An in terrorem clause is ineffective from preventing a challenge by someone who is disinherited as there is no stick (or carrot) to make the challenger think twice prior to challenging.  If they have nothing to lose, then there is nothing to prevent them from hiring an estate litigation attorney to challenge the will.

A no-contest or in terrorem clause may still be a good idea to include in your estate planning documents depending on your particular family dynamics.  While no clause can prevent all estate litigation, these clauses may be useful in preventing meritless litigation, i.e., a baseless challenge designed to extract a monetary settlement.  In addition, it may be a useful tool for your personal representative to use when negotiating a settlement with a will challenger as it can make estate litigation an all-or-nothing proposition.

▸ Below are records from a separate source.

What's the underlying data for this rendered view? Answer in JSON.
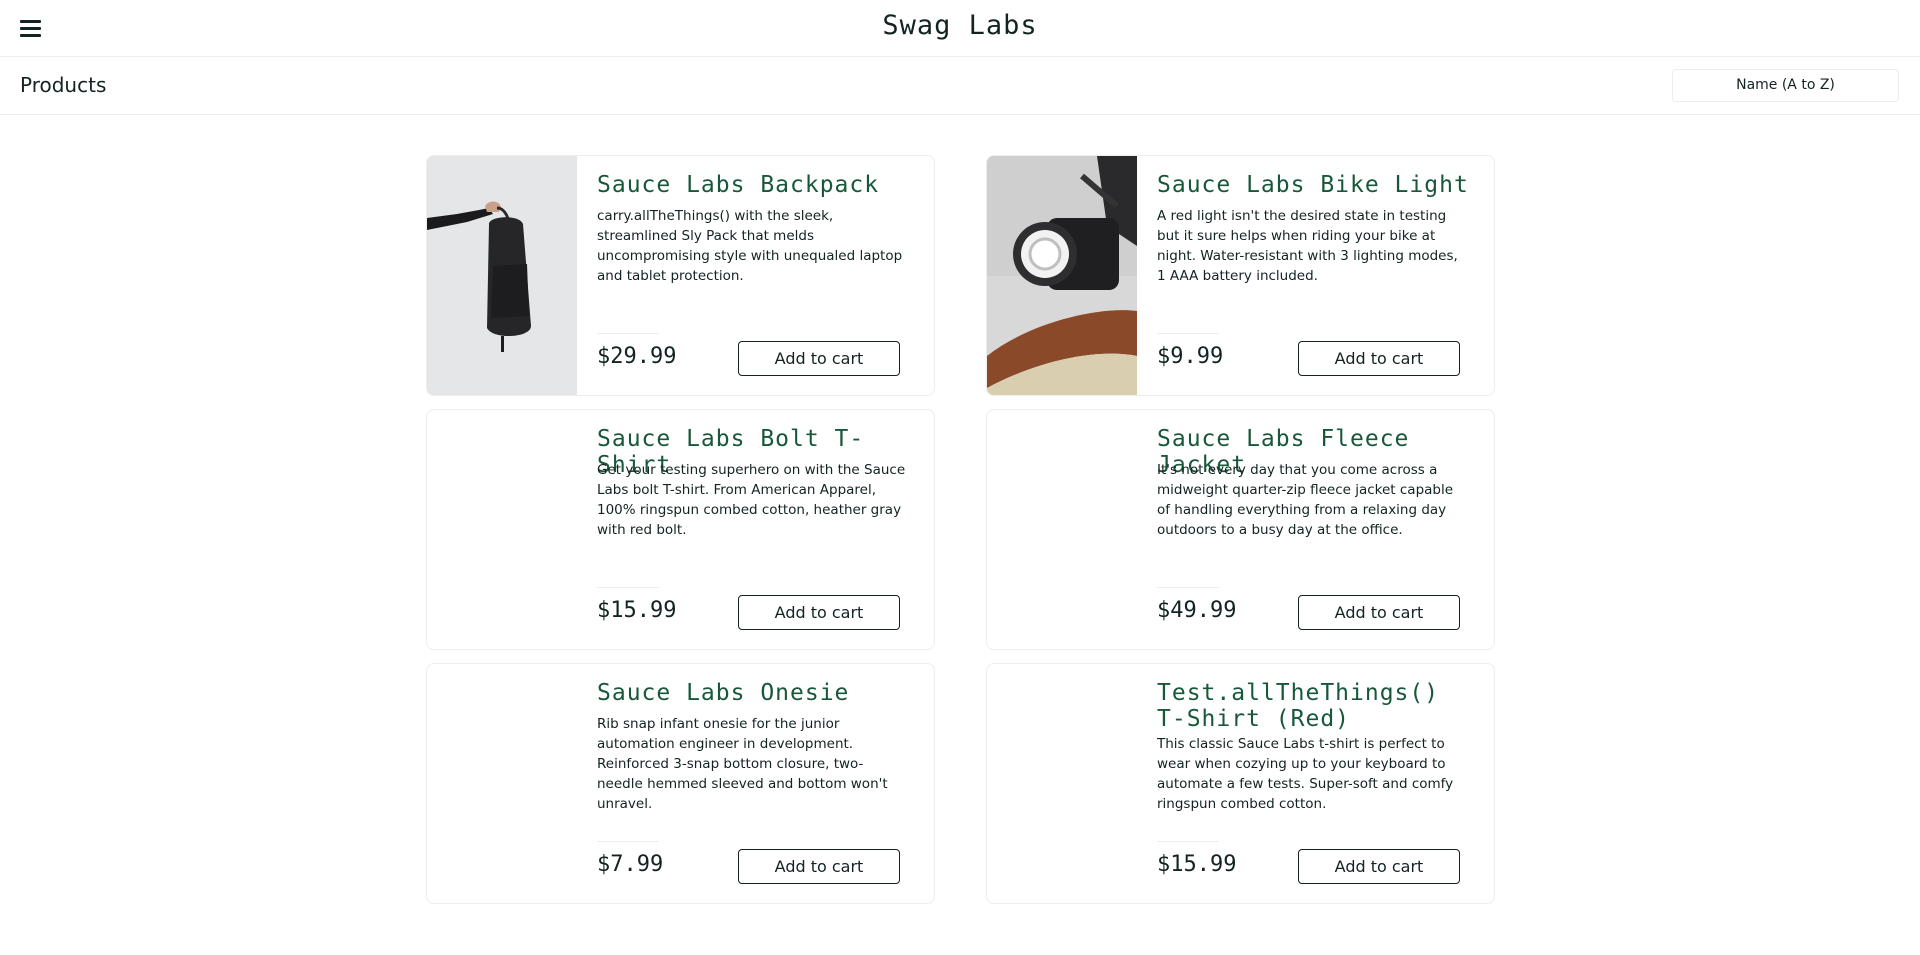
{
  "header": {
    "logo": "Swag Labs"
  },
  "subheader": {
    "title": "Products",
    "sort_selected": "Name (A to Z)"
  },
  "products": [
    {
      "name": "Sauce Labs Backpack",
      "description": "carry.allTheThings() with the sleek, streamlined Sly Pack that melds uncompromising style with unequaled laptop and tablet protection.",
      "price": "$29.99",
      "button": "Add to cart"
    },
    {
      "name": "Sauce Labs Bike Light",
      "description": "A red light isn't the desired state in testing but it sure helps when riding your bike at night. Water-resistant with 3 lighting modes, 1 AAA battery included.",
      "price": "$9.99",
      "button": "Add to cart"
    },
    {
      "name": "Sauce Labs Bolt T-Shirt",
      "description": "Get your testing superhero on with the Sauce Labs bolt T-shirt. From American Apparel, 100% ringspun combed cotton, heather gray with red bolt.",
      "price": "$15.99",
      "button": "Add to cart"
    },
    {
      "name": "Sauce Labs Fleece Jacket",
      "description": "It's not every day that you come across a midweight quarter-zip fleece jacket capable of handling everything from a relaxing day outdoors to a busy day at the office.",
      "price": "$49.99",
      "button": "Add to cart"
    },
    {
      "name": "Sauce Labs Onesie",
      "description": "Rib snap infant onesie for the junior automation engineer in development. Reinforced 3-snap bottom closure, two-needle hemmed sleeved and bottom won't unravel.",
      "price": "$7.99",
      "button": "Add to cart"
    },
    {
      "name": "Test.allTheThings() T-Shirt (Red)",
      "description": "This classic Sauce Labs t-shirt is perfect to wear when cozying up to your keyboard to automate a few tests. Super-soft and comfy ringspun combed cotton.",
      "price": "$15.99",
      "button": "Add to cart"
    }
  ]
}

No one wants to think about their family fighting over their estate.  Having a thorough and frank conversation with your estate planning attorney can help identify red flags and allow the planning attorney to attempt to draft around those challenges.  One such solution is appointing a third party as personal representative because the disinterested person can help prevent the estate administration from becoming a battle ground for long simmering family disputes.  Avoiding estate and trust litigation before it starts can save your family many tens of thousands of dollars in costs.

David A. (Andy) Hall, Esq.
King|Hall LLC
410-696-2045
5300 Dorsey Hall Drive
Suite 107
Ellicott City, Maryland 21042
andy@kh.legal

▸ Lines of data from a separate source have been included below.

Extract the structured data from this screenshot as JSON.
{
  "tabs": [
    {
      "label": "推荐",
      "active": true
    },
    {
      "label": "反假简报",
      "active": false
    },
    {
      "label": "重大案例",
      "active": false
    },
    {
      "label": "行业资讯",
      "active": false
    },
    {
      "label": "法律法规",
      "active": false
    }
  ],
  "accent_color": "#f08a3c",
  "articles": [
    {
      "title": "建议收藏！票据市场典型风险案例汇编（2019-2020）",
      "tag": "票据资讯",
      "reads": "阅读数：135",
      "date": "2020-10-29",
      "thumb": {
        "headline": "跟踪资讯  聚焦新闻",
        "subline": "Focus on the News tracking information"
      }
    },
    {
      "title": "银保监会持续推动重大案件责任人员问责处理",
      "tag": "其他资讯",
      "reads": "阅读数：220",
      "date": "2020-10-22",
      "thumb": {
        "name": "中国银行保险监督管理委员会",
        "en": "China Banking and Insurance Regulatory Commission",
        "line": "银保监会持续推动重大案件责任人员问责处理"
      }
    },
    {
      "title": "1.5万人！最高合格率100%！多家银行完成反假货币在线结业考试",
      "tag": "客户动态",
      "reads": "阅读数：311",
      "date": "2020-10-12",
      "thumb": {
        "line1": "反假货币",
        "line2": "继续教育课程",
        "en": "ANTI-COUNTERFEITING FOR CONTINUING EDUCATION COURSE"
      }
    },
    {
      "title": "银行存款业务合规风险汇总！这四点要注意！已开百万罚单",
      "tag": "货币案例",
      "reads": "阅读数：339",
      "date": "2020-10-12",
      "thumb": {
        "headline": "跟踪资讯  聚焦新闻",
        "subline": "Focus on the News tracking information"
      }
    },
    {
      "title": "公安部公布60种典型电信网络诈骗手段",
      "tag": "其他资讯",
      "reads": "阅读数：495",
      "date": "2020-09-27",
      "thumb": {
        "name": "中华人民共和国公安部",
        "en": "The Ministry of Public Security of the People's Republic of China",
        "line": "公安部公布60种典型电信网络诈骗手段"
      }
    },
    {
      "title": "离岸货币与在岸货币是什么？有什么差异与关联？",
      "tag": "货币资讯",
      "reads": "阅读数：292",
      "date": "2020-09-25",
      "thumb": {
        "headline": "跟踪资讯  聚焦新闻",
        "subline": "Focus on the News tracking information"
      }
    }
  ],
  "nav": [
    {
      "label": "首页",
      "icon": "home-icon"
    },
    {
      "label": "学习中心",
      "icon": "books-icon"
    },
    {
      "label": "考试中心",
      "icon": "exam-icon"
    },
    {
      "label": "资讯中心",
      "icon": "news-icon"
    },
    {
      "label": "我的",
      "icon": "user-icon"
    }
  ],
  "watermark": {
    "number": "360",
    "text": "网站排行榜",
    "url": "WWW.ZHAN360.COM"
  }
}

457526bfb82f4540ba08c7cce8e707dd

Removing the Personal Representative of an Estate

by David A. (Andy) Hall

Here is the scenario: You are a legatee under a will, which means that you are entitled to “receive any property disposed of by will, including property disposed of in a residuary clause and assets passing by the exercise by the decedent of a testamentary power of appointment”.  See Maryland Code, Estates and Trusts Art., § 1-101(l)-(m).  The personal representative (the “PR”) (or what’s known as an executor in other states) is behaving in a way that you do not agree with.  Your question is whether or not you can have that PR removed.

The Maryland Code in Estates and Trusts Article, §6-306 states that there are six causes for the removal of a PR:

  1. Misrepresenting facts leading to her appointment
  2. Willfully disregarding the order of the court
  3. Incapable or unable to discharge her duties
  4. Mismanagement of property
  5. Failing to maintain an effective designation of a local agent (this is when the PR is not a resident of the State of Maryland)
  6. Failing to perform a material duty of the office

Whether or not a PR’s conduct rises to the level of a court removing that person requires an intensive factual analysis to be performed by your estate litigation lawyer.  Some examples of conduct that could lead to the removal of the PR include: attempting to admit the wrong (or a prior) will to probate, which could arise in a situation where one sibling is in one will and then subsequently left out of the estate in a subsequent will.  They would have a strong desire to gloss over the existence of the subsequent will.

The willful disregard of an order of the court is easier than some people may assume.  If the PR has failed to file an accounting within the proper time, then the court will likely issue a show cause order requiring the PR to either file the accounting or to demonstrate why the accounting has not been filed.  Perhaps the PR did not enlist the help of an estate administration attorney, then they could easily misunderstand these deadlines and what they mean.  Thus, innocently missing a deadline could lead to disregarding an order of the court and be grounds for removal.

If you believe that the PR of the estate is mishandling her duties, then you should contact an estate litigation attorney to have them evaluate the facts of your case.  The last thing that you want is to have bad acting PR wasting away assets that your family member worked hard to accumulate, spent time and money to effectively plan for the disposition of those assets after their passing, and then not be distributed in accordance with their estate plan.

David A. (Andy) Hall, Esq.
King|Hall LLC
410-696-2045
5300 Dorsey Hall Drive
Suite 107
Ellicott City, Maryland 21042
andy@kh.legal

457526bfb82f4540ba08c7cce8e707dd